### TASK DETAILS
The output should hold exactly, and only, the lines from the line bearing "Give me the" through the last line of the listing below, and no pictures.

### DATA PROVIDED

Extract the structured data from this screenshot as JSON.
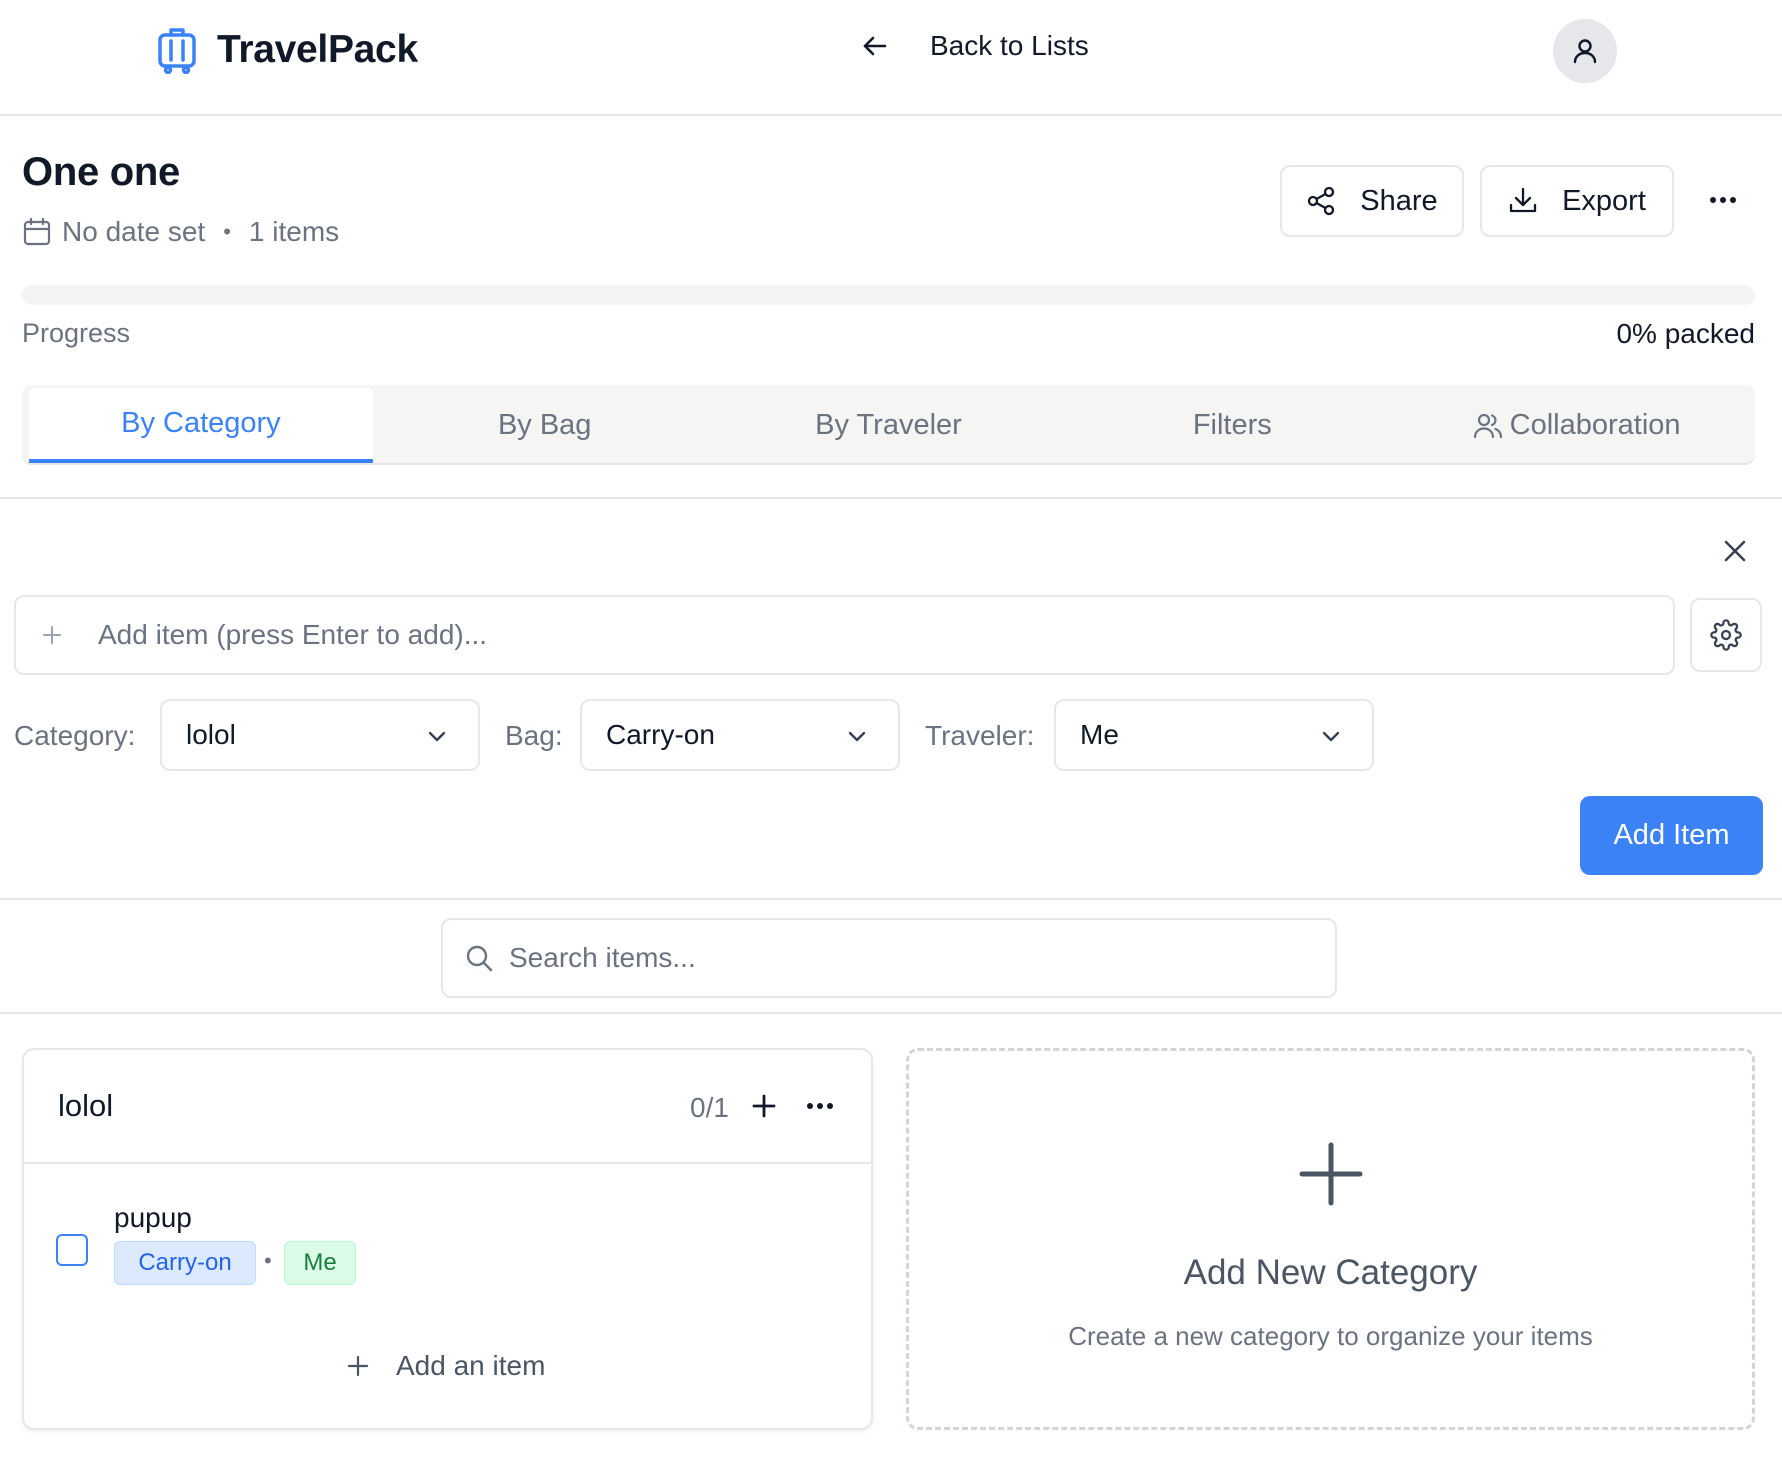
{
  "header": {
    "app_name": "TravelPack",
    "back_label": "Back to Lists",
    "icons": {
      "logo": "luggage-icon",
      "back": "arrow-left-icon",
      "user": "user-icon"
    }
  },
  "list": {
    "title": "One one",
    "date_text": "No date set",
    "separator": "•",
    "item_count_text": "1 items",
    "actions": {
      "share_label": "Share",
      "export_label": "Export"
    }
  },
  "progress": {
    "label": "Progress",
    "value_text": "0% packed",
    "percent": 0
  },
  "tabs": [
    {
      "label": "By Category",
      "active": true
    },
    {
      "label": "By Bag",
      "active": false
    },
    {
      "label": "By Traveler",
      "active": false
    },
    {
      "label": "Filters",
      "active": false
    },
    {
      "label": "Collaboration",
      "active": false,
      "icon": "users-icon"
    }
  ],
  "add_panel": {
    "input_placeholder": "Add item (press Enter to add)...",
    "input_value": "",
    "category_label": "Category:",
    "category_value": "lolol",
    "bag_label": "Bag:",
    "bag_value": "Carry-on",
    "traveler_label": "Traveler:",
    "traveler_value": "Me",
    "submit_label": "Add Item"
  },
  "search": {
    "placeholder": "Search items...",
    "value": ""
  },
  "categories": [
    {
      "name": "lolol",
      "count_text": "0/1",
      "items": [
        {
          "name": "pupup",
          "bag": "Carry-on",
          "separator": "•",
          "traveler": "Me",
          "checked": false
        }
      ],
      "add_item_label": "Add an item"
    }
  ],
  "new_category": {
    "title": "Add New Category",
    "description": "Create a new category to organize your items"
  },
  "colors": {
    "accent": "#3b82f6",
    "border": "#e5e7eb",
    "tab_bg": "#f5f5f4",
    "bag_tag_bg": "#dbeafe",
    "traveler_tag_bg": "#dcfce7"
  }
}
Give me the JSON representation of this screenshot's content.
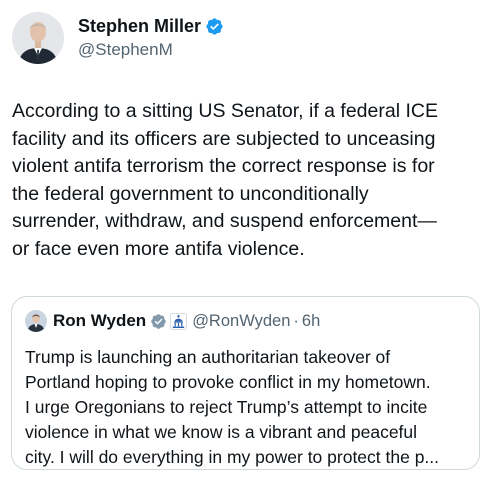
{
  "tweet": {
    "author": {
      "display_name": "Stephen Miller",
      "handle": "@StephenM",
      "verified_color": "#1d9bf0",
      "icons": {
        "verified": "verified-badge-icon"
      }
    },
    "text_lines": [
      "According to a sitting US Senator, if a federal ICE",
      "facility and its officers are subjected to unceasing",
      "violent antifa terrorism the correct response is for",
      "the federal government to unconditionally",
      "surrender, withdraw, and suspend enforcement—",
      "or face even more antifa violence."
    ]
  },
  "quoted_tweet": {
    "author": {
      "display_name": "Ron Wyden",
      "handle": "@RonWyden",
      "separator": "·",
      "time": "6h",
      "icons": {
        "verified": "gray-verified-badge-icon",
        "affiliation": "capitol-building-icon"
      },
      "badge_color": "#829aab"
    },
    "text_lines": [
      "Trump is launching an authoritarian takeover of",
      "Portland hoping to provoke conflict in my hometown.",
      "I urge Oregonians to reject Trump’s attempt to incite",
      "violence in what we know is a vibrant and peaceful",
      "city. I will do everything in my power to protect the p..."
    ]
  },
  "colors": {
    "text_primary": "#0f1419",
    "text_secondary": "#536471",
    "border": "#cfd9de"
  }
}
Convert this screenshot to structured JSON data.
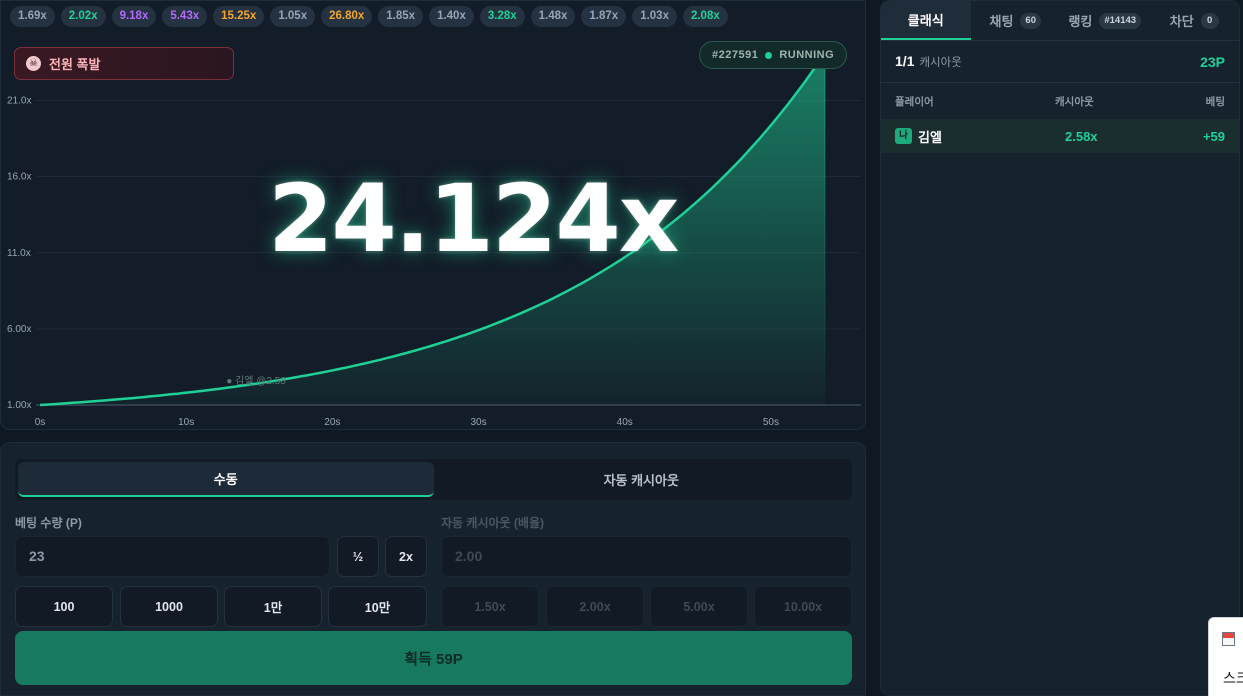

### ANSWER SECTION
Give me the JSON representation of this screenshot's content.
{
  "tweet": {
    "author": {
      "display_name": "Stephen Miller",
      "handle": "@StephenM",
      "verified_color": "#1d9bf0",
      "icons": {
        "verified": "verified-badge-icon"
      }
    },
    "text_lines": [
      "According to a sitting US Senator, if a federal ICE",
      "facility and its officers are subjected to unceasing",
      "violent antifa terrorism the correct response is for",
      "the federal government to unconditionally",
      "surrender, withdraw, and suspend enforcement—",
      "or face even more antifa violence."
    ]
  },
  "quoted_tweet": {
    "author": {
      "display_name": "Ron Wyden",
      "handle": "@RonWyden",
      "separator": "·",
      "time": "6h",
      "icons": {
        "verified": "gray-verified-badge-icon",
        "affiliation": "capitol-building-icon"
      },
      "badge_color": "#829aab"
    },
    "text_lines": [
      "Trump is launching an authoritarian takeover of",
      "Portland hoping to provoke conflict in my hometown.",
      "I urge Oregonians to reject Trump’s attempt to incite",
      "violence in what we know is a vibrant and peaceful",
      "city. I will do everything in my power to protect the p..."
    ]
  },
  "colors": {
    "text_primary": "#0f1419",
    "text_secondary": "#536471",
    "border": "#cfd9de"
  }
}
Convert this screenshot to structured JSON data.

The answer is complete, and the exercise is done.